• Data:
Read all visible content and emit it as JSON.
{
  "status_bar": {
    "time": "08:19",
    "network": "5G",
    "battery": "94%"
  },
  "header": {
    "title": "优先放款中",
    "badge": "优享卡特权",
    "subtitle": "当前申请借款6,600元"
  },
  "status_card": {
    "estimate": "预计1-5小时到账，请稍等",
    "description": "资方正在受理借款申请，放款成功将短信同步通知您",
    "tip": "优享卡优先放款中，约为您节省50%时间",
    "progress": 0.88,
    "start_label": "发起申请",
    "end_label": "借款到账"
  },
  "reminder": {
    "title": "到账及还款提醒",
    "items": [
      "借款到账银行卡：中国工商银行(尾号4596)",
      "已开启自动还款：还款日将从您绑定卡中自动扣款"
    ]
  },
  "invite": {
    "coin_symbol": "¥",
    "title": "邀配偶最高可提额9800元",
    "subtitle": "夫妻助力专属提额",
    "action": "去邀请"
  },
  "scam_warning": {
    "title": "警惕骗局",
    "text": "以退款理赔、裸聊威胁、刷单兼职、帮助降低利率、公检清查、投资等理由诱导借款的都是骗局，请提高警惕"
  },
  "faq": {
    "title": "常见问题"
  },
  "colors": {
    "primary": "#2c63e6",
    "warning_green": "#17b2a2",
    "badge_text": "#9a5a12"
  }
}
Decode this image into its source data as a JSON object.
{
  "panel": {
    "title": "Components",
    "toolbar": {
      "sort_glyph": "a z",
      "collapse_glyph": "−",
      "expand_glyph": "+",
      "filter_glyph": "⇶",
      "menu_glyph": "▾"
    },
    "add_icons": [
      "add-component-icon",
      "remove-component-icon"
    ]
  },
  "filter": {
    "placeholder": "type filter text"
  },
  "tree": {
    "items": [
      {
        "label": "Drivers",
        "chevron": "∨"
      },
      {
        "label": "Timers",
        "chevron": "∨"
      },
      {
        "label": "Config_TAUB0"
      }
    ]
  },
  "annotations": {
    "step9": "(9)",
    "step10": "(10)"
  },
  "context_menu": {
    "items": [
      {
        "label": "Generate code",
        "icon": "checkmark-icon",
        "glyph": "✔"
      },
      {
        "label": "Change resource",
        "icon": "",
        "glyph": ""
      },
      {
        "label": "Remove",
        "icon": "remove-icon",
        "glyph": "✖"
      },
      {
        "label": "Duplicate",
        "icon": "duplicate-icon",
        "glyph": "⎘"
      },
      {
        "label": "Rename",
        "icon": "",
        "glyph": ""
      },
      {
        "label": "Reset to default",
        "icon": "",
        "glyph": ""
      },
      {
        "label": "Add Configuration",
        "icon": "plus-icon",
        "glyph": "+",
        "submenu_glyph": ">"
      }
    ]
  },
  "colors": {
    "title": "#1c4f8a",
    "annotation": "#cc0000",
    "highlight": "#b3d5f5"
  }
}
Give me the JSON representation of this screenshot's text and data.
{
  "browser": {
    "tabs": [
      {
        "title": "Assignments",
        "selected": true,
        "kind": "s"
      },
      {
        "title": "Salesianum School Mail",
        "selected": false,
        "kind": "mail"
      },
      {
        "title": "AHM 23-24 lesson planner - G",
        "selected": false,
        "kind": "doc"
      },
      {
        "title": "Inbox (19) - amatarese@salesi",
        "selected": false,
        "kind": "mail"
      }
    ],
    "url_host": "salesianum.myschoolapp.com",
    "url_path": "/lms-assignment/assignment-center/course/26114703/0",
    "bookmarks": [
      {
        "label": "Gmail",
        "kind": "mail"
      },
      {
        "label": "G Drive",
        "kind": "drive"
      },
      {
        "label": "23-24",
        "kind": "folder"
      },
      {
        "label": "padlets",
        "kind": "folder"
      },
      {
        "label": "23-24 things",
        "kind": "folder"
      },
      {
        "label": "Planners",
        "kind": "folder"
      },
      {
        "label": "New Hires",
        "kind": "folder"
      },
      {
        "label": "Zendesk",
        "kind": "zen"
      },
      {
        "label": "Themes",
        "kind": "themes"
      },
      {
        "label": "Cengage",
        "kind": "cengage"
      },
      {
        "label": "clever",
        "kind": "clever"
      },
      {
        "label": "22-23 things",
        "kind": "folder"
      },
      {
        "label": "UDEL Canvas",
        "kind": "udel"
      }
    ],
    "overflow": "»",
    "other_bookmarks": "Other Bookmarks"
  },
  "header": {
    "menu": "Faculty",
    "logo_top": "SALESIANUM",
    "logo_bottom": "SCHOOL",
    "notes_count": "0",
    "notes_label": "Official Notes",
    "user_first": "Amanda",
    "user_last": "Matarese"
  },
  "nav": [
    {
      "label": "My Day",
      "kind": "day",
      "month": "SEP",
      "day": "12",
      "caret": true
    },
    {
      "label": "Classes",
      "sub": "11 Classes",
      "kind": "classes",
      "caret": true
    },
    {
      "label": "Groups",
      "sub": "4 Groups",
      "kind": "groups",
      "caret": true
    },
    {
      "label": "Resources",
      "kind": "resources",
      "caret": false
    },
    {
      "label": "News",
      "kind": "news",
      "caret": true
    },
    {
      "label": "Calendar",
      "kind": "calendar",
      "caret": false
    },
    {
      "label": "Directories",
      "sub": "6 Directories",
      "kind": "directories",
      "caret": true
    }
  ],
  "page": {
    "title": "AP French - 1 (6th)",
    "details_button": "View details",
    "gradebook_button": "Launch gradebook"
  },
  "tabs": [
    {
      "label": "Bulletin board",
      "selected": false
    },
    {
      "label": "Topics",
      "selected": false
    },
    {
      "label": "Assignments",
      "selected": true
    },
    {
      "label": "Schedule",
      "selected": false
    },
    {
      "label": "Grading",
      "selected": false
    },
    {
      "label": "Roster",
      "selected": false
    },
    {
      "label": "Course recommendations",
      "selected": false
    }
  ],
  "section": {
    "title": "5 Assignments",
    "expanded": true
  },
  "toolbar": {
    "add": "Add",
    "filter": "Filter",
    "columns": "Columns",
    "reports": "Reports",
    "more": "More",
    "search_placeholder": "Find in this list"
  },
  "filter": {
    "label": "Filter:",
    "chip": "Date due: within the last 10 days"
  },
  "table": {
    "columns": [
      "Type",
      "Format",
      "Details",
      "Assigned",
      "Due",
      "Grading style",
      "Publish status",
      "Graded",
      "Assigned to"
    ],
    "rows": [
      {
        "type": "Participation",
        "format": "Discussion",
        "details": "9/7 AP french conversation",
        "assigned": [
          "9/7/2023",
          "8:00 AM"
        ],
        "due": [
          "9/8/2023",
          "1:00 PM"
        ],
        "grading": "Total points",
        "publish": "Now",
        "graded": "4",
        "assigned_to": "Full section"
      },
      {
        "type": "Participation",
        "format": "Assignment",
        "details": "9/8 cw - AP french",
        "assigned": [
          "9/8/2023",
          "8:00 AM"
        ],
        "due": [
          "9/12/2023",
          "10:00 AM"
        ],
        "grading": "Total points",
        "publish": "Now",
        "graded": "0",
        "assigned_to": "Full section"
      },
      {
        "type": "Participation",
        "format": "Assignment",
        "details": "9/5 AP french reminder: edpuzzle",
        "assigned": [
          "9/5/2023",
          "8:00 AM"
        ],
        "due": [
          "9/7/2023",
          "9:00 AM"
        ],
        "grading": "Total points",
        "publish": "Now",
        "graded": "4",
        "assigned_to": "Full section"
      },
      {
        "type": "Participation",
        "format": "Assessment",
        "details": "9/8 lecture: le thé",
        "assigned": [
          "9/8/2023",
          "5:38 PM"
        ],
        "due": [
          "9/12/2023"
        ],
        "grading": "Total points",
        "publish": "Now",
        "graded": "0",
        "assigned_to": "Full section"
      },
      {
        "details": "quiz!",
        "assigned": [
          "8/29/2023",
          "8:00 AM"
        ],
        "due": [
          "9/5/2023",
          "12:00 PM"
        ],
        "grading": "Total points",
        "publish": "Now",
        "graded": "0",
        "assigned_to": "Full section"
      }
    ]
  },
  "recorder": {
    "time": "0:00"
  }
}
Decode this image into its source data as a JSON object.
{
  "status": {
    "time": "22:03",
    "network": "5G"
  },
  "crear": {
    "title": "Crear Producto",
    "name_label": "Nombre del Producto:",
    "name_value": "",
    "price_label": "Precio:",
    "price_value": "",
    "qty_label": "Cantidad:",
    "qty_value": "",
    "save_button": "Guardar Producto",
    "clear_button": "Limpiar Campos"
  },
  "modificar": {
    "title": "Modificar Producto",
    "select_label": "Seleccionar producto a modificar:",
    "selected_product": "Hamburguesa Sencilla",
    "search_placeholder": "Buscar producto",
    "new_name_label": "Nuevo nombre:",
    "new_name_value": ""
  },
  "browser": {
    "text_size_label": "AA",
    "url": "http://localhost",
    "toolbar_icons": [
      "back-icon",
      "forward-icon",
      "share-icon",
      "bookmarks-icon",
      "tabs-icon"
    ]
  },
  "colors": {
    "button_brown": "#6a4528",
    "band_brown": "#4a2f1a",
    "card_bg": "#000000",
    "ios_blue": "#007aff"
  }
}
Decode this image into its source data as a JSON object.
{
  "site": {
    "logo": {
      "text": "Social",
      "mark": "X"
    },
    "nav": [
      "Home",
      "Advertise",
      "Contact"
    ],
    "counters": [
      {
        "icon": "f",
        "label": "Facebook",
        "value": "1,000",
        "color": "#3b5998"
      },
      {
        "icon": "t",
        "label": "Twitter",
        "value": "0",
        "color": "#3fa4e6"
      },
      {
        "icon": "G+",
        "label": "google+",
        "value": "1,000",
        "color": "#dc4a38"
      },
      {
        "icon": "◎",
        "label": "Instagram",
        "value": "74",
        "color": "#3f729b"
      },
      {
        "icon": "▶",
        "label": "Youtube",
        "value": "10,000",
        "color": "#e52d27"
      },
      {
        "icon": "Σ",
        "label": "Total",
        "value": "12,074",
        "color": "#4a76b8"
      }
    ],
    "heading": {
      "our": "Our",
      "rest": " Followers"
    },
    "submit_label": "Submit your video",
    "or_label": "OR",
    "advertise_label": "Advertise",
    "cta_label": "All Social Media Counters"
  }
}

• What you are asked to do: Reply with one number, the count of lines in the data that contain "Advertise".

• Task result: 2